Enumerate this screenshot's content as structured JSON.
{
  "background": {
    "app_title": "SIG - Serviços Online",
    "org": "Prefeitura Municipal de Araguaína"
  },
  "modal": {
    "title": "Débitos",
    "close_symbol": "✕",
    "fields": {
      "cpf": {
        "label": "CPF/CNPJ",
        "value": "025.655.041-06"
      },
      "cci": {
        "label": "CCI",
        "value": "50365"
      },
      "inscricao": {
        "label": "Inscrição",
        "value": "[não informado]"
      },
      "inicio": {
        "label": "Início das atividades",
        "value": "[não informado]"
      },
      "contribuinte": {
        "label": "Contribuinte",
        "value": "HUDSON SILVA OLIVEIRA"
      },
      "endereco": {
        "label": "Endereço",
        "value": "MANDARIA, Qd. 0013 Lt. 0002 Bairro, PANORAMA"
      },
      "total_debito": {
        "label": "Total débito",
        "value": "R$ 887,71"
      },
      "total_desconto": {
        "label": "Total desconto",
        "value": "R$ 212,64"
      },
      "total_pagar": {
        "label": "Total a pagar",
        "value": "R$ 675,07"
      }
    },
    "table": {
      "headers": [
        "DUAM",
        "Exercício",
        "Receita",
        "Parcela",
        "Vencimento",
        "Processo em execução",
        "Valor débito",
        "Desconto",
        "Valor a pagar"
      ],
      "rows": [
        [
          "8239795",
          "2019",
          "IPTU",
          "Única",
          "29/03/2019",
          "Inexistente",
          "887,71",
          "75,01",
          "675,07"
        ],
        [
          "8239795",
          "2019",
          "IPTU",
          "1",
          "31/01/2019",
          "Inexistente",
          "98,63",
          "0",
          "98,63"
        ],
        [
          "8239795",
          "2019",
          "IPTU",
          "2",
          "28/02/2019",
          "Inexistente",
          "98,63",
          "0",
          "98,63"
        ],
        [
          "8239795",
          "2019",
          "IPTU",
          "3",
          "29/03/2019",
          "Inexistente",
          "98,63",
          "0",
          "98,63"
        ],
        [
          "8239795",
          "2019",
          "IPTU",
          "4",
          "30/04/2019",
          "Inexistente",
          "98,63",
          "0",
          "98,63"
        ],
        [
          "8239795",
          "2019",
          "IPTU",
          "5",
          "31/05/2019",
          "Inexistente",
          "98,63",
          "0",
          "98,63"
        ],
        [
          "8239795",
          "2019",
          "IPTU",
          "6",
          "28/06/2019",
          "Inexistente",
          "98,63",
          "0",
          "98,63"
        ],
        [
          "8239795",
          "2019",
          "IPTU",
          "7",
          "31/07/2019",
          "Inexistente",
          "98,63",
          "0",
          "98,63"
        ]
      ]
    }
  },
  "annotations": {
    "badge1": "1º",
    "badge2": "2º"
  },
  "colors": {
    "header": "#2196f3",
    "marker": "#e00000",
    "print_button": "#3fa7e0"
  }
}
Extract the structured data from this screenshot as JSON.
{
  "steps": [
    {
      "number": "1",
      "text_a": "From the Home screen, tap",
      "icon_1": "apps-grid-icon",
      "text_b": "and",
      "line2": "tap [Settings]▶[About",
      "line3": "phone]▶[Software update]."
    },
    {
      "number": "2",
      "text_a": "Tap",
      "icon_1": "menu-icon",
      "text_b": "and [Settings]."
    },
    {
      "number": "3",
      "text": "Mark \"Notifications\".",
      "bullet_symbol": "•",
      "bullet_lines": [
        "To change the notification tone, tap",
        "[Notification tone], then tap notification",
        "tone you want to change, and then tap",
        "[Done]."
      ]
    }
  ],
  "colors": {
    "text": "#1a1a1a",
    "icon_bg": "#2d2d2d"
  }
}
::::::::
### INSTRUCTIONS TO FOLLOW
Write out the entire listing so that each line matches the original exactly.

### RESPONSE TO THE TASK
Enumerate this screenshot's content as structured JSON.
{
  "background": {
    "app_title": "SIG - Serviços Online",
    "org": "Prefeitura Municipal de Araguaína"
  },
  "modal": {
    "title": "Débitos",
    "close_symbol": "✕",
    "fields": {
      "cpf": {
        "label": "CPF/CNPJ",
        "value": "025.655.041-06"
      },
      "cci": {
        "label": "CCI",
        "value": "50365"
      },
      "inscricao": {
        "label": "Inscrição",
        "value": "[não informado]"
      },
      "inicio": {
        "label": "Início das atividades",
        "value": "[não informado]"
      },
      "contribuinte": {
        "label": "Contribuinte",
        "value": "HUDSON SILVA OLIVEIRA"
      },
      "endereco": {
        "label": "Endereço",
        "value": "MANDARIA, Qd. 0013 Lt. 0002 Bairro, PANORAMA"
      },
      "total_debito": {
        "label": "Total débito",
        "value": "R$ 887,71"
      },
      "total_desconto": {
        "label": "Total desconto",
        "value": "R$ 212,64"
      },
      "total_pagar": {
        "label": "Total a pagar",
        "value": "R$ 675,07"
      }
    },
    "table": {
      "headers": [
        "DUAM",
        "Exercício",
        "Receita",
        "Parcela",
        "Vencimento",
        "Processo em execução",
        "Valor débito",
        "Desconto",
        "Valor a pagar"
      ],
      "rows": [
        [
          "8239795",
          "2019",
          "IPTU",
          "Única",
          "29/03/2019",
          "Inexistente",
          "887,71",
          "75,01",
          "675,07"
        ],
        [
          "8239795",
          "2019",
          "IPTU",
          "1",
          "31/01/2019",
          "Inexistente",
          "98,63",
          "0",
          "98,63"
        ],
        [
          "8239795",
          "2019",
          "IPTU",
          "2",
          "28/02/2019",
          "Inexistente",
          "98,63",
          "0",
          "98,63"
        ],
        [
          "8239795",
          "2019",
          "IPTU",
          "3",
          "29/03/2019",
          "Inexistente",
          "98,63",
          "0",
          "98,63"
        ],
        [
          "8239795",
          "2019",
          "IPTU",
          "4",
          "30/04/2019",
          "Inexistente",
          "98,63",
          "0",
          "98,63"
        ],
        [
          "8239795",
          "2019",
          "IPTU",
          "5",
          "31/05/2019",
          "Inexistente",
          "98,63",
          "0",
          "98,63"
        ],
        [
          "8239795",
          "2019",
          "IPTU",
          "6",
          "28/06/2019",
          "Inexistente",
          "98,63",
          "0",
          "98,63"
        ],
        [
          "8239795",
          "2019",
          "IPTU",
          "7",
          "31/07/2019",
          "Inexistente",
          "98,63",
          "0",
          "98,63"
        ]
      ]
    }
  },
  "annotations": {
    "badge1": "1º",
    "badge2": "2º"
  },
  "colors": {
    "header": "#2196f3",
    "marker": "#e00000",
    "print_button": "#3fa7e0"
  }
}
Extract the structured data from this screenshot as JSON.
{
  "steps": [
    {
      "number": "1",
      "text_a": "From the Home screen, tap",
      "icon_1": "apps-grid-icon",
      "text_b": "and",
      "line2": "tap [Settings]▶[About",
      "line3": "phone]▶[Software update]."
    },
    {
      "number": "2",
      "text_a": "Tap",
      "icon_1": "menu-icon",
      "text_b": "and [Settings]."
    },
    {
      "number": "3",
      "text": "Mark \"Notifications\".",
      "bullet_symbol": "•",
      "bullet_lines": [
        "To change the notification tone, tap",
        "[Notification tone], then tap notification",
        "tone you want to change, and then tap",
        "[Done]."
      ]
    }
  ],
  "colors": {
    "text": "#1a1a1a",
    "icon_bg": "#2d2d2d"
  }
}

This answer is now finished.